Russian version

Nowadays, the topic of which toilets transgender individuals should use is highly debated.

I often hear the opinion that people should use restrooms based on their assigned gender at birth or the form of their genitalia to prevent “men who will use bathrooms to assault women”. Let’s discuss why this is a flawed idea, and I’ll provide some examples.

If I understand correctly, you propose segregating people in gendered restrooms based on the form of their genitalia. People with vulvas would use the “women’s” restroom, and those with “penises” would use the men’s restroom.

If that’s the case, then legally, people with vulvas, vaginas, and uteruses, including transgender men who may appear like this:

  • Elliot Fletcher Elliot Fletcher
  • Michael D. Cohen Michael D. Cohen
  • Petey Gibson Petey Gibson
  • Elliot Page Elliot Page

I intentionally selected well-known individuals publicly known as transgender. While I don’t know their current genitalia, I know that clothing, style, and hormones can lead to their appearance.

So, it means that individuals who appear overtly masculine with mustaches, beards, or stubble, but have “correct” genitalia, would also be legally present in “women’s” spaces.

However, if masculinely-presenting individuals use “women’s” spaces, it might make it easier for cisgender men who wish to exploit the system to assault women.

Let’s look at the statistics: The vast majority of sexual assaults are perpetrated by cisgender men. They don’t need to look “feminine” to do so. On the other hand, cases of sexual assault by transgender individuals are rare. For instance, I found only one documented case involving a transgender woman - Michelle Martinez in October 2017.

In contrast, cisgender men in the USA commit approximately one sexual assault every 2 minutes.

Furthermore, statistics show that transgender individuals face a significantly higher risk of being victims of violence than perpetrators.

Thus, banning transgender individuals from using restrooms according to their choice won’t solve the issue of sexual violence, but it will increase violence against women, transgender women, and men:

  • Cisgender men will continue to assault women, and the ban will make it easier for them to access “women’s” spaces.
  • Transgender women will face risks when using “men’s” spaces.
  • Transgender men will be at risk of violence from dissatisfied cisgender women and law enforcement.

In the end, only perpetrators among cisgender men will benefit from such restrictions.

Such limitations won’t address the problem of sexual violence and will leave minorities, like transgender and intersex individuals (who make up around 1.7% of the population), vulnerable. The existence of intersex individuals should also be considered in this discussion.

An argument about cisgender male criminals attempting to exploit the system by entering women’s restrooms can be addressed case by case, for example, through additional evaluation by a psychiatrist. However, solving this issue should not come at the expense of restricting the rights of others.

Additionally, I have many questions about existing systems in the correctional industry, which are better suited for a separate discussion.

Instead of limiting the rights of transgender individuals, our society should strive to create safer and more inclusive spaces for all members, regardless of their gender identity. Violence and discrimination must be vigorously addressed, and the rights of every individual should be respected and protected.

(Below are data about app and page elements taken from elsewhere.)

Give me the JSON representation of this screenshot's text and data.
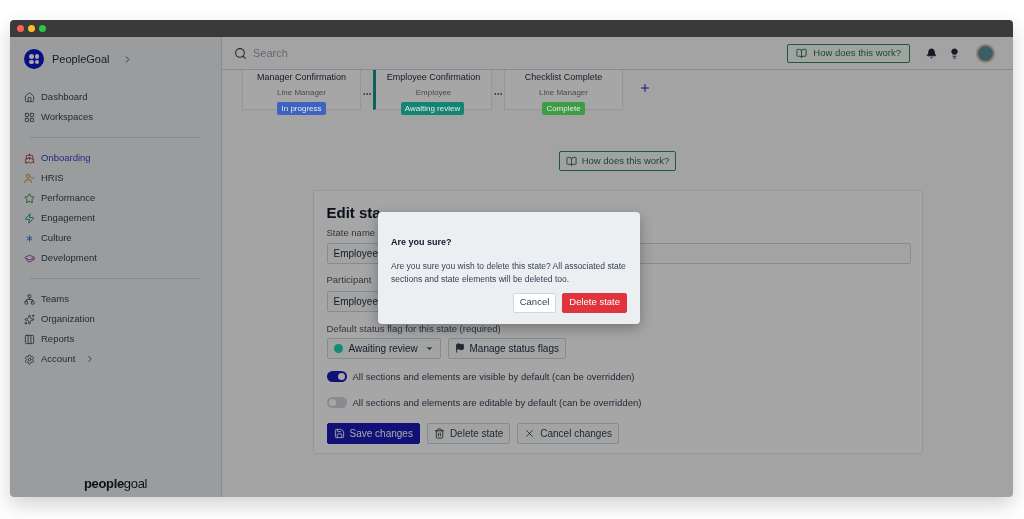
{
  "sidebar": {
    "org": "PeopleGoal",
    "groups": [
      {
        "items": [
          {
            "label": "Dashboard",
            "selected": false,
            "expandable": false
          },
          {
            "label": "Workspaces",
            "selected": false,
            "expandable": false
          }
        ]
      },
      {
        "items": [
          {
            "label": "Onboarding",
            "selected": true,
            "expandable": false
          },
          {
            "label": "HRIS",
            "selected": false,
            "expandable": false
          },
          {
            "label": "Performance",
            "selected": false,
            "expandable": false
          },
          {
            "label": "Engagement",
            "selected": false,
            "expandable": false
          },
          {
            "label": "Culture",
            "selected": false,
            "expandable": false
          },
          {
            "label": "Development",
            "selected": false,
            "expandable": false
          }
        ]
      },
      {
        "items": [
          {
            "label": "Teams",
            "selected": false,
            "expandable": false
          },
          {
            "label": "Organization",
            "selected": false,
            "expandable": false
          },
          {
            "label": "Reports",
            "selected": false,
            "expandable": false
          },
          {
            "label": "Account",
            "selected": false,
            "expandable": true
          }
        ]
      }
    ],
    "footer_logo": "**people**goal"
  },
  "topbar": {
    "search_placeholder": "Search",
    "help_button": "How does this work?"
  },
  "stages": [
    {
      "title": "Manager Confirmation",
      "role": "Line Manager",
      "status": "In progress",
      "color": "#3d63c0",
      "selected": false
    },
    {
      "title": "Employee Confirmation",
      "role": "Employee",
      "status": "Awaiting review",
      "color": "#128575",
      "selected": true
    },
    {
      "title": "Checklist Complete",
      "role": "Line Manager",
      "status": "Complete",
      "color": "#3c9d44",
      "selected": false
    }
  ],
  "help_button": "How does this work?",
  "form": {
    "title": "Edit sta",
    "fields": [
      {
        "label": "State name",
        "value": "Employee"
      },
      {
        "label": "Participant",
        "value": "Employee"
      }
    ],
    "status_label": "Default status flag for this state (required)",
    "status_select": {
      "value": "Awaiting review",
      "color": "#128a76"
    },
    "manage_button": "Manage status flags",
    "toggles": [
      {
        "label": "All sections and elements are visible by default (can be overridden)",
        "on": true
      },
      {
        "label": "All sections and elements are editable by default (can be overridden)",
        "on": false
      }
    ],
    "buttons": [
      {
        "label": "Save changes",
        "kind": "save"
      },
      {
        "label": "Delete state",
        "kind": "delete"
      },
      {
        "label": "Cancel changes",
        "kind": "cancel"
      }
    ]
  },
  "modal": {
    "title": "Are you sure?",
    "message": "Are you sure you wish to delete this state? All associated state sections and state elements will be deleted too.",
    "buttons": [
      {
        "label": "Cancel",
        "kind": "secondary"
      },
      {
        "label": "Delete state",
        "kind": "danger"
      }
    ]
  }
}
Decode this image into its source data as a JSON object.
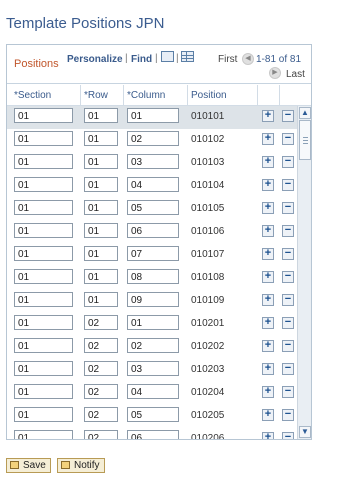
{
  "page": {
    "title": "Template Positions JPN"
  },
  "grid": {
    "title": "Positions",
    "personalize": "Personalize",
    "separator": "|",
    "find": "Find",
    "nav_first": "First",
    "nav_range": "1-81 of 81",
    "nav_last": "Last",
    "columns": {
      "section": "*Section",
      "row": "*Row",
      "column": "*Column",
      "position": "Position"
    },
    "rows": [
      {
        "section": "01",
        "row": "01",
        "column": "01",
        "position": "010101"
      },
      {
        "section": "01",
        "row": "01",
        "column": "02",
        "position": "010102"
      },
      {
        "section": "01",
        "row": "01",
        "column": "03",
        "position": "010103"
      },
      {
        "section": "01",
        "row": "01",
        "column": "04",
        "position": "010104"
      },
      {
        "section": "01",
        "row": "01",
        "column": "05",
        "position": "010105"
      },
      {
        "section": "01",
        "row": "01",
        "column": "06",
        "position": "010106"
      },
      {
        "section": "01",
        "row": "01",
        "column": "07",
        "position": "010107"
      },
      {
        "section": "01",
        "row": "01",
        "column": "08",
        "position": "010108"
      },
      {
        "section": "01",
        "row": "01",
        "column": "09",
        "position": "010109"
      },
      {
        "section": "01",
        "row": "02",
        "column": "01",
        "position": "010201"
      },
      {
        "section": "01",
        "row": "02",
        "column": "02",
        "position": "010202"
      },
      {
        "section": "01",
        "row": "02",
        "column": "03",
        "position": "010203"
      },
      {
        "section": "01",
        "row": "02",
        "column": "04",
        "position": "010204"
      },
      {
        "section": "01",
        "row": "02",
        "column": "05",
        "position": "010205"
      },
      {
        "section": "01",
        "row": "02",
        "column": "06",
        "position": "010206"
      }
    ],
    "add_icon": "plus-icon",
    "delete_icon": "minus-icon"
  },
  "actions": {
    "save": "Save",
    "notify": "Notify"
  }
}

Let us maintain the possibility to support equal rights and protect vulnerable members of society, fostering an atmosphere of understanding and tolerance where everyone can feel safe and respected.